I have often extolled the virtues of Apple’s “closed garden” philosophy. When things work the way they are supposed to without any glitches and without having to worry about things like malware or task managers, I am willing to give up some functionality, like being able to mod the shit out of my device and have the menu bar in #FF0099 and the app icons being exactly 43 x 43 pixels. Even though the iOS Safari browser, leaps and bounds ahead of any of its mobile competitors in terms of stability and speed, has not allowed for the kind of tinkering its desktop version allows, I’ve not minded it so far because it’s mostly annoying ads I object to and without flash or pop-ups, they don’t bother me as much. But now, I will be thinking of the websites I visit, the apps I use and last night, for the first time ever, since I don’t know how iOS handles cookies and what apps are logged into Facebook and what websites know who I am, I thought to myself maybe I should just use my PC to browse. This is a terrible thing for what Apple branded the “post-PC era” as it keeps desktops and their modifiable software and browsers necessary, even for laymen who have flocked to the iPad in droves and dream of never having to bother with a PC again and its antiquated legacies ever again.

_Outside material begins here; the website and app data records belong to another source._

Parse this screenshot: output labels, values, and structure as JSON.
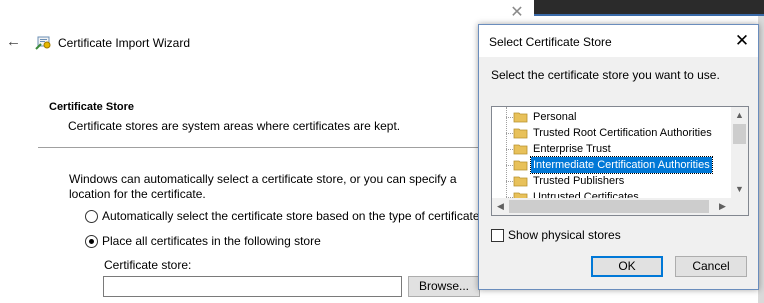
{
  "wizard": {
    "title": "Certificate Import Wizard",
    "section_heading": "Certificate Store",
    "section_desc": "Certificate stores are system areas where certificates are kept.",
    "paragraph": "Windows can automatically select a certificate store, or you can specify a location for the certificate.",
    "radio_auto_label": "Automatically select the certificate store based on the type of certificate",
    "radio_place_label": "Place all certificates in the following store",
    "radio_selected": "place",
    "store_label": "Certificate store:",
    "store_value": "",
    "browse_label": "Browse..."
  },
  "dialog": {
    "title": "Select Certificate Store",
    "prompt": "Select the certificate store you want to use.",
    "stores": [
      "Personal",
      "Trusted Root Certification Authorities",
      "Enterprise Trust",
      "Intermediate Certification Authorities",
      "Trusted Publishers",
      "Untrusted Certificates"
    ],
    "selected_store": "Intermediate Certification Authorities",
    "show_physical_label": "Show physical stores",
    "show_physical_checked": false,
    "ok_label": "OK",
    "cancel_label": "Cancel"
  },
  "colors": {
    "selection": "#0078d7",
    "folder": "#e8c15a"
  }
}
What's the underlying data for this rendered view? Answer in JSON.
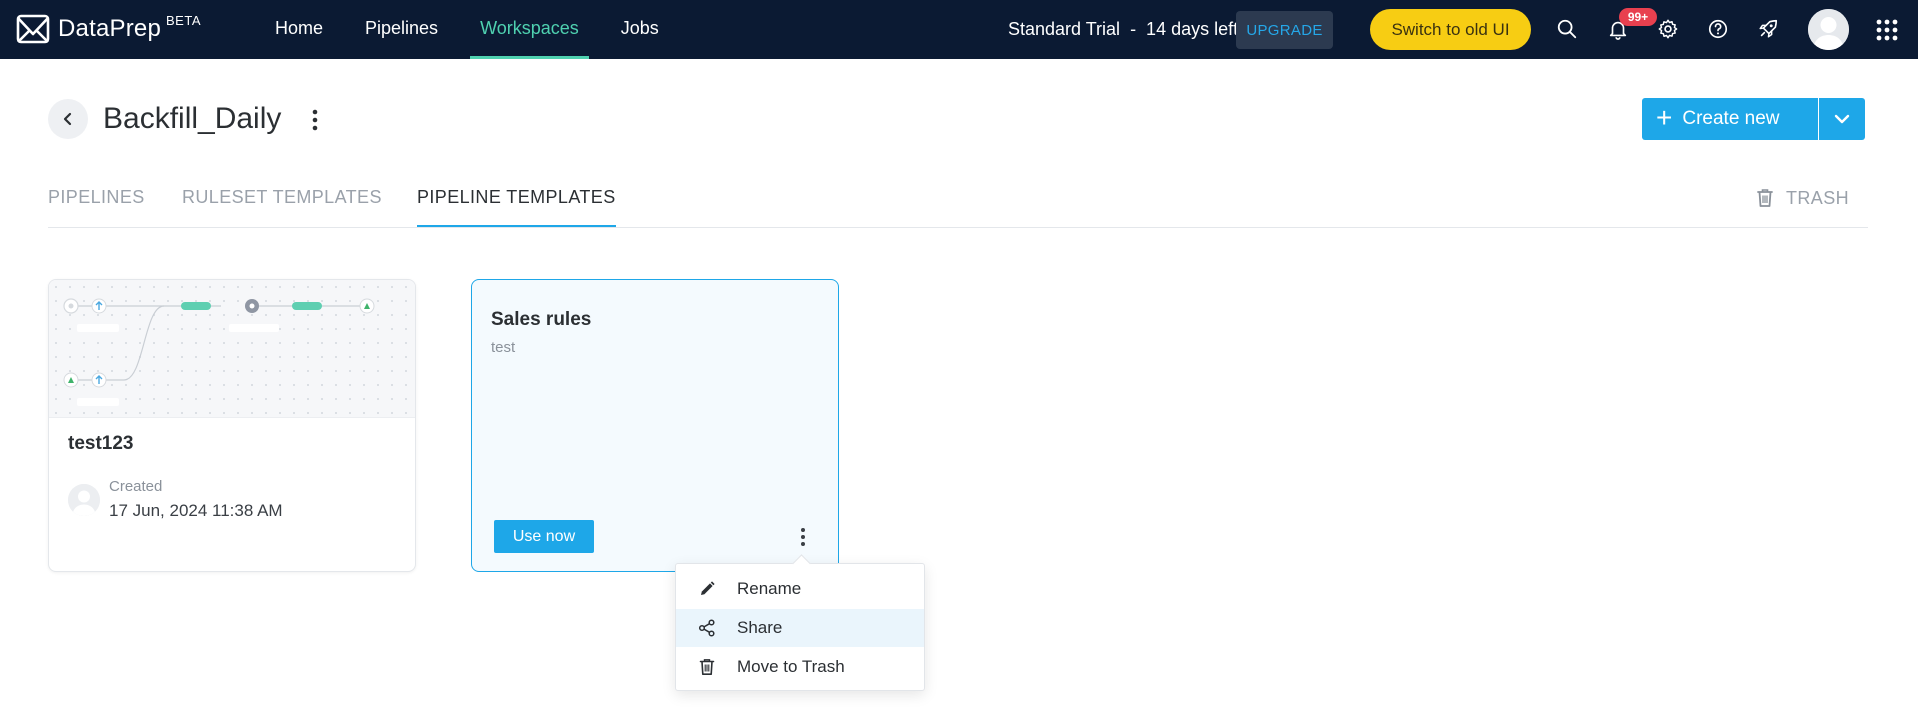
{
  "brand": {
    "name": "DataPrep",
    "badge": "BETA"
  },
  "nav": {
    "items": [
      {
        "label": "Home",
        "active": false
      },
      {
        "label": "Pipelines",
        "active": false
      },
      {
        "label": "Workspaces",
        "active": true
      },
      {
        "label": "Jobs",
        "active": false
      }
    ]
  },
  "topbar": {
    "trial_text": "Standard Trial  -  14 days left",
    "upgrade_label": "UPGRADE",
    "switch_old_ui_label": "Switch to old UI",
    "notification_count": "99+",
    "icons": [
      "search-icon",
      "bell-icon",
      "gear-icon",
      "help-icon",
      "rocket-icon",
      "avatar",
      "apps-grid-icon"
    ]
  },
  "header": {
    "title": "Backfill_Daily",
    "create_label": "Create new"
  },
  "tabs": {
    "items": [
      {
        "label": "PIPELINES",
        "active": false
      },
      {
        "label": "RULESET TEMPLATES",
        "active": false
      },
      {
        "label": "PIPELINE TEMPLATES",
        "active": true
      }
    ],
    "trash_label": "TRASH"
  },
  "cards": [
    {
      "name": "test123",
      "created_label": "Created",
      "created_date": "17 Jun, 2024 11:38 AM"
    },
    {
      "name": "Sales rules",
      "description": "test",
      "use_label": "Use now"
    }
  ],
  "context_menu": {
    "items": [
      {
        "label": "Rename",
        "icon": "pencil-icon"
      },
      {
        "label": "Share",
        "icon": "share-icon",
        "highlighted": true
      },
      {
        "label": "Move to Trash",
        "icon": "trash-icon"
      }
    ]
  },
  "colors": {
    "topbar_bg": "#0b1a33",
    "nav_active": "#4fd1b0",
    "primary": "#1ea7e8",
    "old_ui_button": "#f7cd13",
    "badge": "#e8404f"
  }
}
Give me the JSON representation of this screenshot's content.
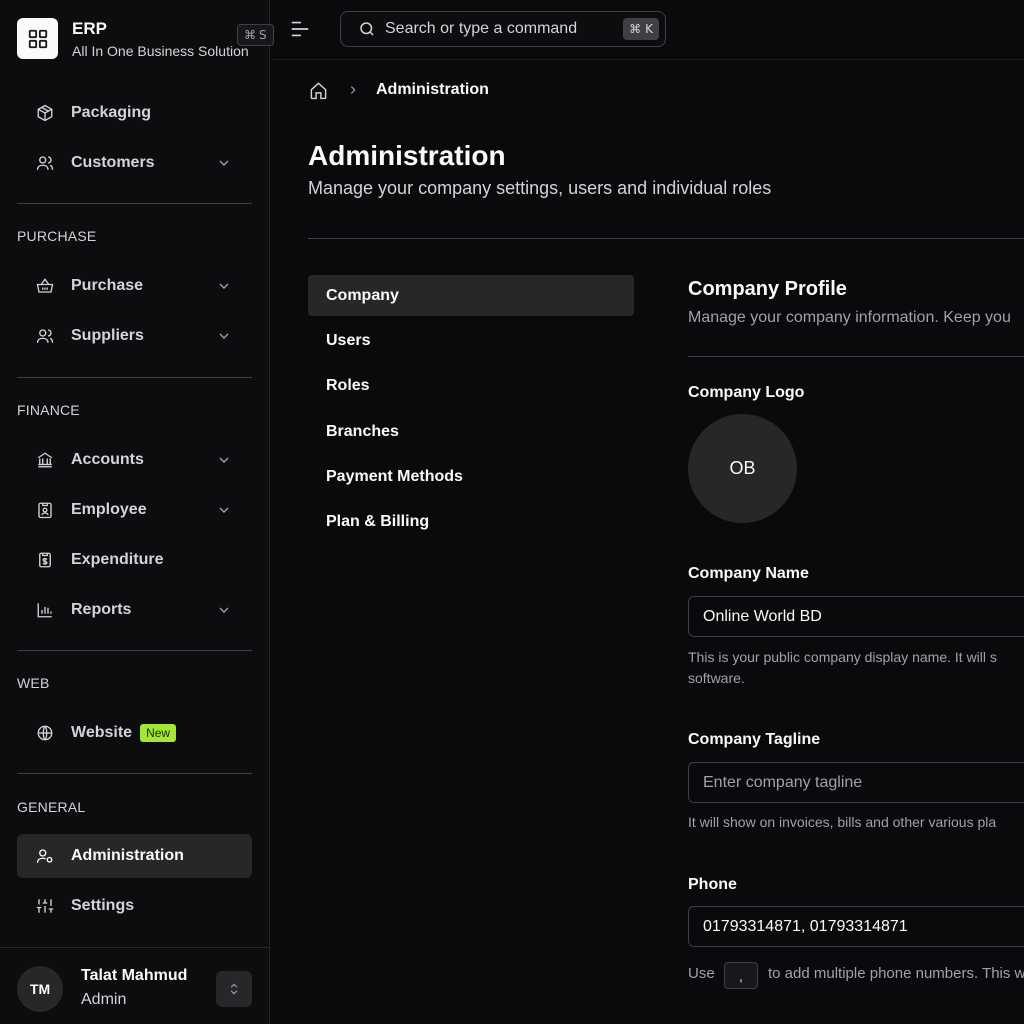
{
  "brand": {
    "title": "ERP",
    "subtitle": "All In One Business Solution",
    "shortcut_key": "S"
  },
  "sidebar": {
    "items_top": [
      {
        "label": "Packaging",
        "icon": "package-icon"
      },
      {
        "label": "Customers",
        "icon": "users-icon",
        "has_chevron": true
      }
    ],
    "sections": [
      {
        "title": "PURCHASE",
        "items": [
          {
            "label": "Purchase",
            "icon": "basket-icon"
          },
          {
            "label": "Suppliers",
            "icon": "users-icon"
          }
        ]
      },
      {
        "title": "FINANCE",
        "items": [
          {
            "label": "Accounts",
            "icon": "bank-icon"
          },
          {
            "label": "Employee",
            "icon": "badge-icon"
          },
          {
            "label": "Expenditure",
            "icon": "receipt-icon"
          },
          {
            "label": "Reports",
            "icon": "bar-chart-icon"
          }
        ]
      },
      {
        "title": "WEB",
        "items": [
          {
            "label": "Website",
            "icon": "globe-icon",
            "badge": "New"
          }
        ]
      },
      {
        "title": "GENERAL",
        "items": [
          {
            "label": "Administration",
            "icon": "user-cog-icon",
            "active": true
          },
          {
            "label": "Settings",
            "icon": "sliders-icon"
          }
        ]
      }
    ]
  },
  "user": {
    "initials": "TM",
    "name": "Talat Mahmud",
    "role": "Admin"
  },
  "topbar": {
    "search_placeholder": "Search or type a command",
    "search_shortcut": "K"
  },
  "breadcrumb": {
    "current": "Administration"
  },
  "page": {
    "title": "Administration",
    "subtitle": "Manage your company settings, users and individual roles"
  },
  "subnav": [
    {
      "label": "Company",
      "active": true
    },
    {
      "label": "Users"
    },
    {
      "label": "Roles"
    },
    {
      "label": "Branches"
    },
    {
      "label": "Payment Methods"
    },
    {
      "label": "Plan & Billing"
    }
  ],
  "profile": {
    "title": "Company Profile",
    "subtitle": "Manage your company information. Keep you",
    "logo_label": "Company Logo",
    "logo_initials": "OB",
    "name_label": "Company Name",
    "name_value": "Online World BD",
    "name_help_1": "This is your public company display name. It will s",
    "name_help_2": "software.",
    "tagline_label": "Company Tagline",
    "tagline_placeholder": "Enter company tagline",
    "tagline_help": "It will show on invoices, bills and other various pla",
    "phone_label": "Phone",
    "phone_value": "01793314871, 01793314871",
    "phone_help_use": "Use",
    "phone_help_key": ",",
    "phone_help_rest": "to add multiple phone numbers. This w"
  }
}
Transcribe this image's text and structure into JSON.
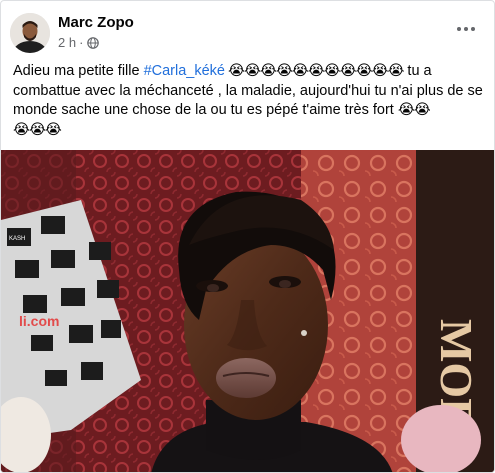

Apple has always claimed that their reason for the closed garden is to protect the user (of course I’m not fanboyish enough to believe it is the only reason or even the main one, but I do think that the Apple design and software teams genuinely believe that in order to have something “Just Work” there needs to be a limit to the things you can fuck up), and compared to Android, it does seem like a much safer environment. But malware and viruses aren’t the only thing that we need to be protected from. As Nik Cubrilovic mentioned in the piece linked to above and singled out by John Gruber:
Facebook are front-and-center in the new privacy debate just as Microsoft were with security issues a decade ago.
and I believe this to be partially accurate. Part of the deal with Apple is that we pay to use their products (MobileMe instead of Gmail, Pages instead of Google Docs etc etc) and so are entitled to a better service (for this reason Apple can’t get away with having products in perpetual beta-limbo like Google does). Better service has so far meant protection from malware, not having to bother with antivirus software etc. Now it must also include our privacy. This is a potentially a huge opportunity for Apple if it can successfully convince users that their iOS products don’t “leak” our browser history to Facebook and everyone we know, but as it stands now until further notice I want to control my own browser again.